TRY IT: For this task, copy the data that follows exactly, keeping every character.

PROVIDED DATA:
-=-=-

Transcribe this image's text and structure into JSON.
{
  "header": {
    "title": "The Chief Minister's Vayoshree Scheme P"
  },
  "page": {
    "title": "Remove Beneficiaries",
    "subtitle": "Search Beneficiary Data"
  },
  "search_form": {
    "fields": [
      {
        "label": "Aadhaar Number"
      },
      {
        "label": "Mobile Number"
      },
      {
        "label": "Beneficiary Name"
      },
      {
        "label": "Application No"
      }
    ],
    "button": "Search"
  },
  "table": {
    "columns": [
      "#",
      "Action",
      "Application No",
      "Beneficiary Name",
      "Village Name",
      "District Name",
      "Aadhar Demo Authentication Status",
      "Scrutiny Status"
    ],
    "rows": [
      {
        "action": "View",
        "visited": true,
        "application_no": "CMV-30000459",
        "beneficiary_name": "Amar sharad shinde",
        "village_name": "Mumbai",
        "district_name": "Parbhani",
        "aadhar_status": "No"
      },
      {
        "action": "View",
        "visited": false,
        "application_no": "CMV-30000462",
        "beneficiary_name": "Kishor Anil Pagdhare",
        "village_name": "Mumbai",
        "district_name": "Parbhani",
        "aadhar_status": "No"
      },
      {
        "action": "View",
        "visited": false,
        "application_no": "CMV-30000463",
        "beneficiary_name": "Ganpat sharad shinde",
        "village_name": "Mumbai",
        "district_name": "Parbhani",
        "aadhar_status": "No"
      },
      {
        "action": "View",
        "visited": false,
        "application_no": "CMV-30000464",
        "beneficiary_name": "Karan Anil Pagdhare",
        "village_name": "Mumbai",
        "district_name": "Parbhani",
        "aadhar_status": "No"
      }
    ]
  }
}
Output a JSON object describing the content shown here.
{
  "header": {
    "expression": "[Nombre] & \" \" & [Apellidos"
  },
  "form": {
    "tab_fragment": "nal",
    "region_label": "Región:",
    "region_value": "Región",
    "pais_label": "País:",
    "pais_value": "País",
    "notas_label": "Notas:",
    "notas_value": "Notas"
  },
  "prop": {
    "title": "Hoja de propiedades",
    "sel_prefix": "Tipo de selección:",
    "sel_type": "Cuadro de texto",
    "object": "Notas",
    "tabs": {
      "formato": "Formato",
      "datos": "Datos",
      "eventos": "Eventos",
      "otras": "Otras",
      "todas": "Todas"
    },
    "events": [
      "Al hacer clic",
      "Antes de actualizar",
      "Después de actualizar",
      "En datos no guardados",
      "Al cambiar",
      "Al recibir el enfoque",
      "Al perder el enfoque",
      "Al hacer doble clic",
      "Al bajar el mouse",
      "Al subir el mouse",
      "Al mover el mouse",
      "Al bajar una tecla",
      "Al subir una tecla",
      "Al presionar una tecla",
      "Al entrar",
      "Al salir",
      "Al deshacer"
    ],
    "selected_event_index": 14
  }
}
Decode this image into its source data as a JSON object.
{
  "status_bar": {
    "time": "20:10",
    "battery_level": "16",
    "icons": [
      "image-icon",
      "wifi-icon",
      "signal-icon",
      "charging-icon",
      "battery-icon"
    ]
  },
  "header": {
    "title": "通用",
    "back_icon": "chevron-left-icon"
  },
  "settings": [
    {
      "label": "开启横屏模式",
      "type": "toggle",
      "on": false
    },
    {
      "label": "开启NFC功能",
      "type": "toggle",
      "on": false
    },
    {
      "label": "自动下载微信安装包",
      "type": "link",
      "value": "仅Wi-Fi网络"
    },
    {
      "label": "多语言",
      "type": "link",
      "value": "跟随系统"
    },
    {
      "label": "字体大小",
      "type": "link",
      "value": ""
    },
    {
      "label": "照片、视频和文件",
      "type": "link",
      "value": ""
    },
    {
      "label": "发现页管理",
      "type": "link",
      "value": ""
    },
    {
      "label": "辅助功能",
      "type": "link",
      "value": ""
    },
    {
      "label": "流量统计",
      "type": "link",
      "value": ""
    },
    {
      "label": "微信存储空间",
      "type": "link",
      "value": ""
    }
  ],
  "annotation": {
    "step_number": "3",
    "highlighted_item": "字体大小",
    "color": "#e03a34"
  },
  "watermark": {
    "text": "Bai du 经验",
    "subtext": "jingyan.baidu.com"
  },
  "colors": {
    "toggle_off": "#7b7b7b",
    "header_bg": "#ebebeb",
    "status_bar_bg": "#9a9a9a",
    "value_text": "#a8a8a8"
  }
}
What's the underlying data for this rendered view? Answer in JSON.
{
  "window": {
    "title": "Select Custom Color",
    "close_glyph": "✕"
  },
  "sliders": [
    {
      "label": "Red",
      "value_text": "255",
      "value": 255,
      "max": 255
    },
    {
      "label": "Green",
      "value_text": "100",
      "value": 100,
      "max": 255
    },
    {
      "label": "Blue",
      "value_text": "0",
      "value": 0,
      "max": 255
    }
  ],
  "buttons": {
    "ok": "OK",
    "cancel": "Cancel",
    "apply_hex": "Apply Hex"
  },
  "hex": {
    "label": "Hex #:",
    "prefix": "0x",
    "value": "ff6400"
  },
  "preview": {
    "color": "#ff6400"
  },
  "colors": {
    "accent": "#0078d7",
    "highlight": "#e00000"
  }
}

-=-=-

THE ANSWER:
Transcribe this image's text and structure into JSON.
{
  "header": {
    "title": "The Chief Minister's Vayoshree Scheme P"
  },
  "page": {
    "title": "Remove Beneficiaries",
    "subtitle": "Search Beneficiary Data"
  },
  "search_form": {
    "fields": [
      {
        "label": "Aadhaar Number"
      },
      {
        "label": "Mobile Number"
      },
      {
        "label": "Beneficiary Name"
      },
      {
        "label": "Application No"
      }
    ],
    "button": "Search"
  },
  "table": {
    "columns": [
      "#",
      "Action",
      "Application No",
      "Beneficiary Name",
      "Village Name",
      "District Name",
      "Aadhar Demo Authentication Status",
      "Scrutiny Status"
    ],
    "rows": [
      {
        "action": "View",
        "visited": true,
        "application_no": "CMV-30000459",
        "beneficiary_name": "Amar sharad shinde",
        "village_name": "Mumbai",
        "district_name": "Parbhani",
        "aadhar_status": "No"
      },
      {
        "action": "View",
        "visited": false,
        "application_no": "CMV-30000462",
        "beneficiary_name": "Kishor Anil Pagdhare",
        "village_name": "Mumbai",
        "district_name": "Parbhani",
        "aadhar_status": "No"
      },
      {
        "action": "View",
        "visited": false,
        "application_no": "CMV-30000463",
        "beneficiary_name": "Ganpat sharad shinde",
        "village_name": "Mumbai",
        "district_name": "Parbhani",
        "aadhar_status": "No"
      },
      {
        "action": "View",
        "visited": false,
        "application_no": "CMV-30000464",
        "beneficiary_name": "Karan Anil Pagdhare",
        "village_name": "Mumbai",
        "district_name": "Parbhani",
        "aadhar_status": "No"
      }
    ]
  }
}
Output a JSON object describing the content shown here.
{
  "header": {
    "expression": "[Nombre] & \" \" & [Apellidos"
  },
  "form": {
    "tab_fragment": "nal",
    "region_label": "Región:",
    "region_value": "Región",
    "pais_label": "País:",
    "pais_value": "País",
    "notas_label": "Notas:",
    "notas_value": "Notas"
  },
  "prop": {
    "title": "Hoja de propiedades",
    "sel_prefix": "Tipo de selección:",
    "sel_type": "Cuadro de texto",
    "object": "Notas",
    "tabs": {
      "formato": "Formato",
      "datos": "Datos",
      "eventos": "Eventos",
      "otras": "Otras",
      "todas": "Todas"
    },
    "events": [
      "Al hacer clic",
      "Antes de actualizar",
      "Después de actualizar",
      "En datos no guardados",
      "Al cambiar",
      "Al recibir el enfoque",
      "Al perder el enfoque",
      "Al hacer doble clic",
      "Al bajar el mouse",
      "Al subir el mouse",
      "Al mover el mouse",
      "Al bajar una tecla",
      "Al subir una tecla",
      "Al presionar una tecla",
      "Al entrar",
      "Al salir",
      "Al deshacer"
    ],
    "selected_event_index": 14
  }
}
Decode this image into its source data as a JSON object.
{
  "status_bar": {
    "time": "20:10",
    "battery_level": "16",
    "icons": [
      "image-icon",
      "wifi-icon",
      "signal-icon",
      "charging-icon",
      "battery-icon"
    ]
  },
  "header": {
    "title": "通用",
    "back_icon": "chevron-left-icon"
  },
  "settings": [
    {
      "label": "开启横屏模式",
      "type": "toggle",
      "on": false
    },
    {
      "label": "开启NFC功能",
      "type": "toggle",
      "on": false
    },
    {
      "label": "自动下载微信安装包",
      "type": "link",
      "value": "仅Wi-Fi网络"
    },
    {
      "label": "多语言",
      "type": "link",
      "value": "跟随系统"
    },
    {
      "label": "字体大小",
      "type": "link",
      "value": ""
    },
    {
      "label": "照片、视频和文件",
      "type": "link",
      "value": ""
    },
    {
      "label": "发现页管理",
      "type": "link",
      "value": ""
    },
    {
      "label": "辅助功能",
      "type": "link",
      "value": ""
    },
    {
      "label": "流量统计",
      "type": "link",
      "value": ""
    },
    {
      "label": "微信存储空间",
      "type": "link",
      "value": ""
    }
  ],
  "annotation": {
    "step_number": "3",
    "highlighted_item": "字体大小",
    "color": "#e03a34"
  },
  "watermark": {
    "text": "Bai du 经验",
    "subtext": "jingyan.baidu.com"
  },
  "colors": {
    "toggle_off": "#7b7b7b",
    "header_bg": "#ebebeb",
    "status_bar_bg": "#9a9a9a",
    "value_text": "#a8a8a8"
  }
}
What's the underlying data for this rendered view? Answer in JSON.
{
  "window": {
    "title": "Select Custom Color",
    "close_glyph": "✕"
  },
  "sliders": [
    {
      "label": "Red",
      "value_text": "255",
      "value": 255,
      "max": 255
    },
    {
      "label": "Green",
      "value_text": "100",
      "value": 100,
      "max": 255
    },
    {
      "label": "Blue",
      "value_text": "0",
      "value": 0,
      "max": 255
    }
  ],
  "buttons": {
    "ok": "OK",
    "cancel": "Cancel",
    "apply_hex": "Apply Hex"
  },
  "hex": {
    "label": "Hex #:",
    "prefix": "0x",
    "value": "ff6400"
  },
  "preview": {
    "color": "#ff6400"
  },
  "colors": {
    "accent": "#0078d7",
    "highlight": "#e00000"
  }
}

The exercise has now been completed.